The newly formed company, LA Cell, has licensed technology from cancer centre City of Hope which allows modified monoclonal antibodies to penetrate cells and target so-called "undruggable" disease-causing proteins.
The tech is based on a proprietary chemical modification of mAbs which lets them enter a cell's cytoplasm and nucleus while maintaining their ability to target specific proteins. The cell-penetrating platform will be combined with Sorrento's human antibody library to develop drugs.
The companies said the deal is worth more than $170m for the development of these modified mAbs, and includes an equity provision and upfront and milestone payments to City of Hope.
Cell tech platform
The tech was developed at City of Hope by Hua Yu, Billy Wilder endowed professor and co-head of the organisation’s immuno-oncology programme, and Andreas Herrmann, associate research professor.

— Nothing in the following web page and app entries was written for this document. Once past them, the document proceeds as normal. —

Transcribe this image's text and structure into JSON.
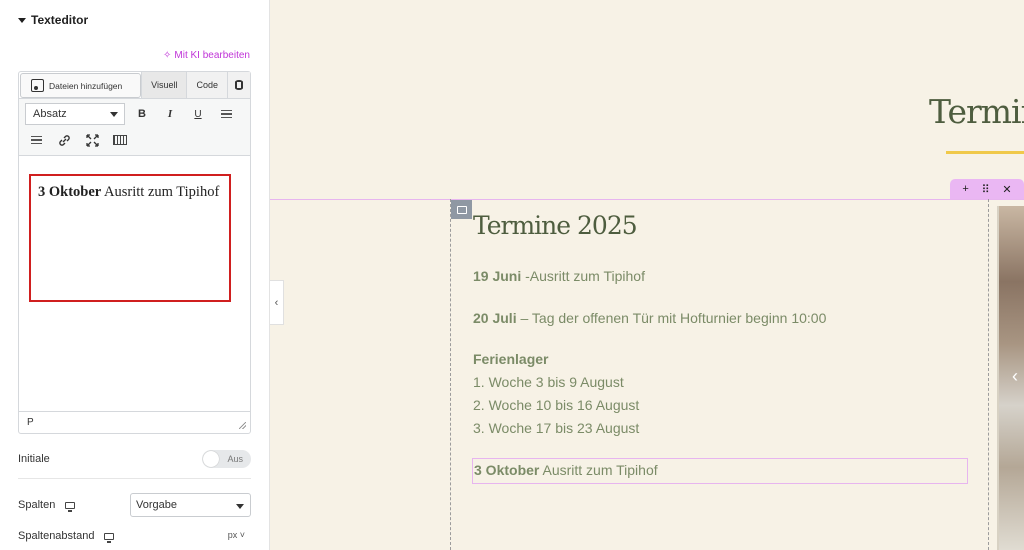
{
  "panel": {
    "section_title": "Texteditor",
    "ai_edit_label": "Mit KI bearbeiten",
    "add_media_label": "Dateien hinzufügen",
    "tabs": {
      "visual": "Visuell",
      "code": "Code"
    },
    "format_select_value": "Absatz",
    "toolbar": {
      "bold": "B",
      "italic": "I",
      "underline": "U"
    },
    "content": {
      "bold_part": "3 Oktober",
      "rest": " Ausritt zum Tipihof"
    },
    "status_path": "P",
    "initial_label": "Initiale",
    "initial_toggle_state": "Aus",
    "columns_label": "Spalten",
    "columns_value": "Vorgabe",
    "column_gap_label": "Spaltenabstand",
    "column_gap_unit": "px"
  },
  "canvas": {
    "hero_title": "Termine",
    "content_title": "Termine 2025",
    "events": [
      {
        "date": "19 Juni",
        "text": " -Ausritt zum Tipihof"
      },
      {
        "date": "20 Juli",
        "text": " – Tag der offenen Tür mit Hofturnier beginn 10:00"
      }
    ],
    "camp_heading": "Ferienlager",
    "camp_weeks": [
      "1. Woche 3 bis 9 August",
      "2. Woche 10 bis 16 August",
      "3. Woche 17 bis 23 August"
    ],
    "selected_event": {
      "date": "3 Oktober",
      "text": " Ausritt zum Tipihof"
    },
    "handle_icons": {
      "add": "+",
      "move": "⠿",
      "close": "✕"
    }
  },
  "icons": {
    "ai": "sparkle-icon",
    "media": "media-icon",
    "collapse": "chevron-left-icon"
  },
  "colors": {
    "accent_pink": "#c035d8",
    "selection_red": "#d01f1f",
    "text_olive": "#4e5d3f",
    "text_green": "#7b8b67",
    "underline_yellow": "#f0c94a",
    "canvas_bg": "#f7f2e6"
  }
}
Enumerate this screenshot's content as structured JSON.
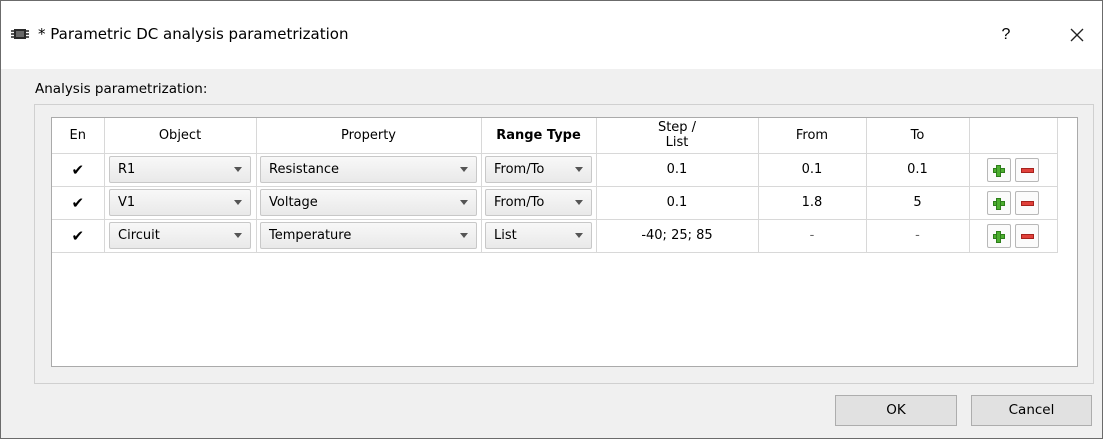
{
  "window": {
    "title": "* Parametric DC analysis parametrization",
    "help_label": "?"
  },
  "section_label": "Analysis parametrization:",
  "table": {
    "headers": {
      "en": "En",
      "object": "Object",
      "property": "Property",
      "range_type": "Range Type",
      "step_line1": "Step /",
      "step_line2": "List",
      "from": "From",
      "to": "To"
    },
    "rows": [
      {
        "enabled_mark": "✔",
        "object": "R1",
        "property": "Resistance",
        "range_type": "From/To",
        "step": "0.1",
        "from": "0.1",
        "to": "0.1"
      },
      {
        "enabled_mark": "✔",
        "object": "V1",
        "property": "Voltage",
        "range_type": "From/To",
        "step": "0.1",
        "from": "1.8",
        "to": "5"
      },
      {
        "enabled_mark": "✔",
        "object": "Circuit",
        "property": "Temperature",
        "range_type": "List",
        "step": "-40; 25; 85",
        "from": "-",
        "to": "-"
      }
    ]
  },
  "buttons": {
    "ok": "OK",
    "cancel": "Cancel"
  },
  "icons": {
    "app": "schematic-chip-icon",
    "close": "close-icon",
    "add_row": "plus-icon",
    "remove_row": "minus-icon",
    "dropdown": "chevron-down-icon"
  },
  "colors": {
    "plus": "#4cae2f",
    "minus": "#e0403a"
  }
}
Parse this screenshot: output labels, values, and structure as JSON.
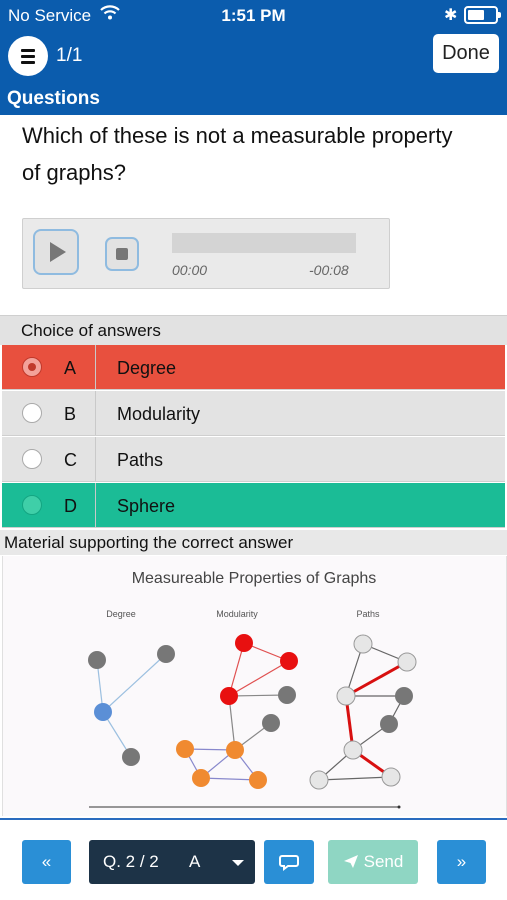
{
  "status_bar": {
    "carrier": "No Service",
    "time": "1:51 PM",
    "icons": [
      "wifi-icon",
      "bluetooth-icon",
      "battery-icon"
    ]
  },
  "nav": {
    "counter": "1/1",
    "done_label": "Done",
    "section_label": "Questions"
  },
  "question": {
    "text": "Which of these is not a measurable property of graphs?"
  },
  "audio": {
    "elapsed": "00:00",
    "remaining": "-00:08",
    "progress": 0
  },
  "answers": {
    "header": "Choice of answers",
    "items": [
      {
        "letter": "A",
        "text": "Degree",
        "state": "selected-wrong",
        "bg": "#e8503e"
      },
      {
        "letter": "B",
        "text": "Modularity",
        "state": "none",
        "bg": "#e3e3e3"
      },
      {
        "letter": "C",
        "text": "Paths",
        "state": "none",
        "bg": "#e3e3e3"
      },
      {
        "letter": "D",
        "text": "Sphere",
        "state": "correct",
        "bg": "#1bbc96"
      }
    ]
  },
  "material": {
    "header": "Material supporting the correct answer",
    "figure": {
      "title": "Measureable Properties of Graphs",
      "panels": [
        "Degree",
        "Modularity",
        "Paths"
      ]
    }
  },
  "toolbar": {
    "prev_icon": "«",
    "question_label": "Q. 2 / 2",
    "selected_answer": "A",
    "send_label": "Send",
    "next_icon": "»"
  },
  "colors": {
    "brand": "#0b5cad",
    "wrong": "#e8503e",
    "correct": "#1bbc96",
    "button_blue": "#2a8fd6",
    "send_disabled": "#8fd6c3",
    "dark": "#1d3347"
  }
}
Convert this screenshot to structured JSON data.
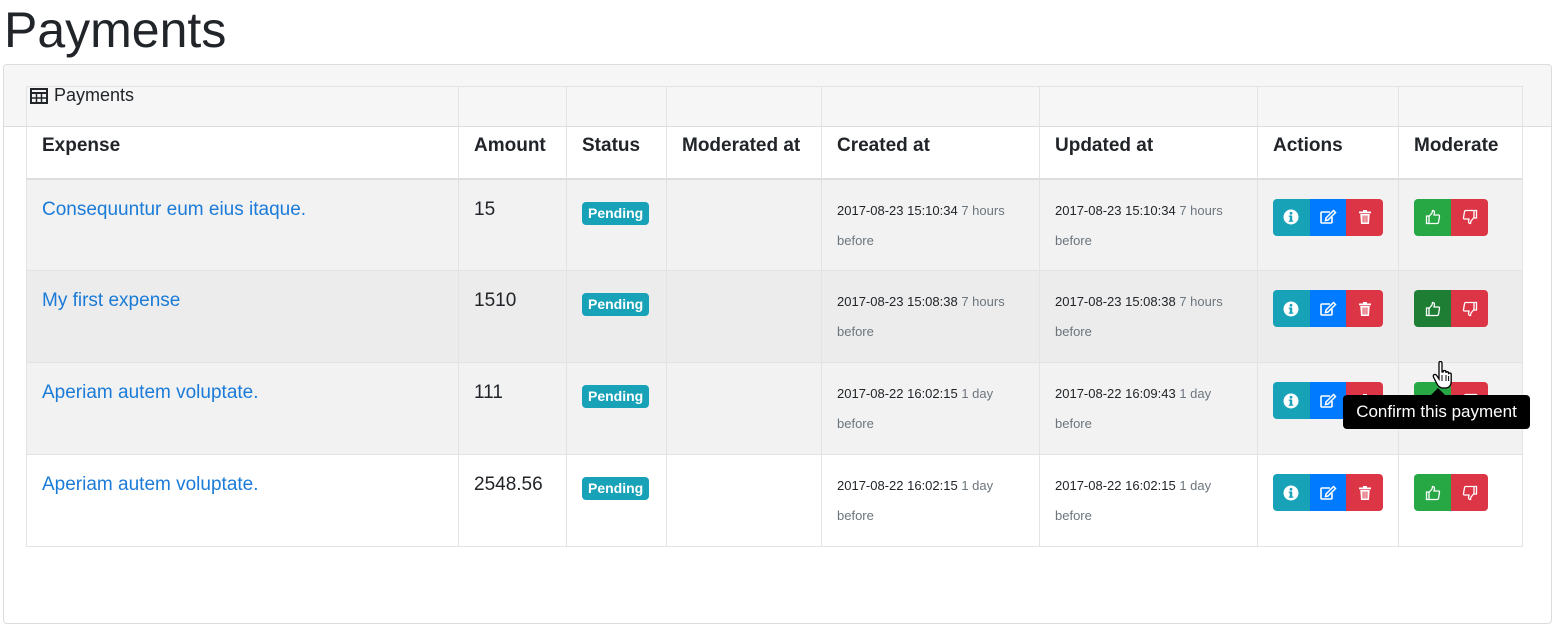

LA Cell will combine the platform with mAbs from Sorrento's antibody portfolio to develop oncology biologics. Planned targets include c-MYC, mutated KRAS, STAT3, and FoxP3. The technology can also be applied to other indications, such as inflammation, auto-immune disorders, diabetes, central nervous systems (CNS), cardiovascular diseases and viral infections.
"City of Hope has a rich history of developing industry-changing biopharmaceutical technologies, including, most notably, the fundamental technology required for mammalian cell-based antibody production, as captured in the Cabilly patent estate," said Steven Rosen, chief scientific officer at City of Hope.
"This novel method to enable cell penetration of mAbs could be transformative for the field of biomedical research. More important, it could benefit patients worldwide who are in need of new and effective therapies. The ability to harness the inherent target specificity of antibodies against disease-causing molecules inside the cell could lead to the next generation of therapies against most severe diseases."